Among the brave souls were Congressman John Lewis, who recalls Bloody Sunday’s brutal attack on him and his people quite vividly. He stated on Twitter that he still couldn’t figure out how they made it back alive after the Klansmen and officers attacked. Concussed, but not discouraged, John Lewis, MLK, and Abbernathy tried again 2 weeks later to march into Montgomery. They merely wanted to be heard and their voting rights be changed, but appeared as a threat to authoritative figures (white supremacists) who called the march unlawful. After their attempts were shut down, they finally made it into Montgomery to the steps of the Capitol and it was there Dr. King made a statement still applicable today:

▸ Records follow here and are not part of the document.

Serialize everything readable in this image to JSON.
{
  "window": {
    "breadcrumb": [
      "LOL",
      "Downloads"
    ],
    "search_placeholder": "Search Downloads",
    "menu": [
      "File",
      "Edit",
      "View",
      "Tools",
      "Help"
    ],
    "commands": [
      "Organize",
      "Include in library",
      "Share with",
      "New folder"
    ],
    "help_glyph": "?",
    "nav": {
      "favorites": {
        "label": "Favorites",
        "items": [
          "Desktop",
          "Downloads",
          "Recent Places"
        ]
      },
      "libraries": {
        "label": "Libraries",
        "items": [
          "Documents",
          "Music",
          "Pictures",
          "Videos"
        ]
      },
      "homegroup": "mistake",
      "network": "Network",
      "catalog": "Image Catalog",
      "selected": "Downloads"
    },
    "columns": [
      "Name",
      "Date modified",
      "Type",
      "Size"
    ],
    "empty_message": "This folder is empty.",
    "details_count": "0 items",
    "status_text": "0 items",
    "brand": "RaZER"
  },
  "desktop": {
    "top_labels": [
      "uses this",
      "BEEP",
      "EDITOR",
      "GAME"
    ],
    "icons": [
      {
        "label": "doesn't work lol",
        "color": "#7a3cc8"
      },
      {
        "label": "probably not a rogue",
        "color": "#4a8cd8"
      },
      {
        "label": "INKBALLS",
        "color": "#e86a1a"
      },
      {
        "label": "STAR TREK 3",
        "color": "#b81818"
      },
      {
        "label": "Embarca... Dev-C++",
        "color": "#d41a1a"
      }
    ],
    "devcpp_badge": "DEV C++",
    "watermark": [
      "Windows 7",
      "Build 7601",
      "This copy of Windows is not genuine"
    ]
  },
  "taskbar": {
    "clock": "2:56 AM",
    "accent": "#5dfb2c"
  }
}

“We must come to see that the end we seek is a society at peace with itself, a society that can live with its conscience. That will be a day not of the white man, not of the black man. That will be the day of man as man.”
Valdosta State University’s Housing and Residence Life Diversity and Inclusion Committee afforded students the opportunity to travel to Selma, free of charge, on Sunday March 5th for The 2017 Bridge Crossing Jubilee. Physically being there, on the premises, where such a monumental moment in history occurred is insurmountable. Although the original event took place on March 7, 1965, the courage that those people of all backgrounds and walks of life displayed then, seemed to loom in the air fifty-two years later. One of the speakers in attendance at this year’s event said, “all they wanted was to be able to vote and because of them, now, whether you are rich or poor–the hands that picked cotton can now pick our presidents.” When you let that resonate and think about how short of a time that was ago, it provides clarity as to how much we really have overcome as a people. Despite the long road ahead and some history repeating itself, we must be thankful that we are not where we once were.
My journey across the bridge sparked questions, such as, “why has the Edmund Pettus Bridge not been renamed since then?” He was no hero or leader, he was a Grand Dragon, the highest-ranking member of the Ku Klux Klan and Senator in Alabama. It is my hope that we strip the pride away from people who are honored simply because of their positions held, especially if no good comes from them holding said positions. History should never be glazed over, erased, or forgotten; however, simply because someone was once praised or admired by people, does not mean that they should continue to be years after. Edmund Pettus happens to be an example. Regardless, the bridge named in his honor will always hold great value to the African American community and their literal march towards progress.
I strongly encourage you to get out and take advantage to celebrate and remember history.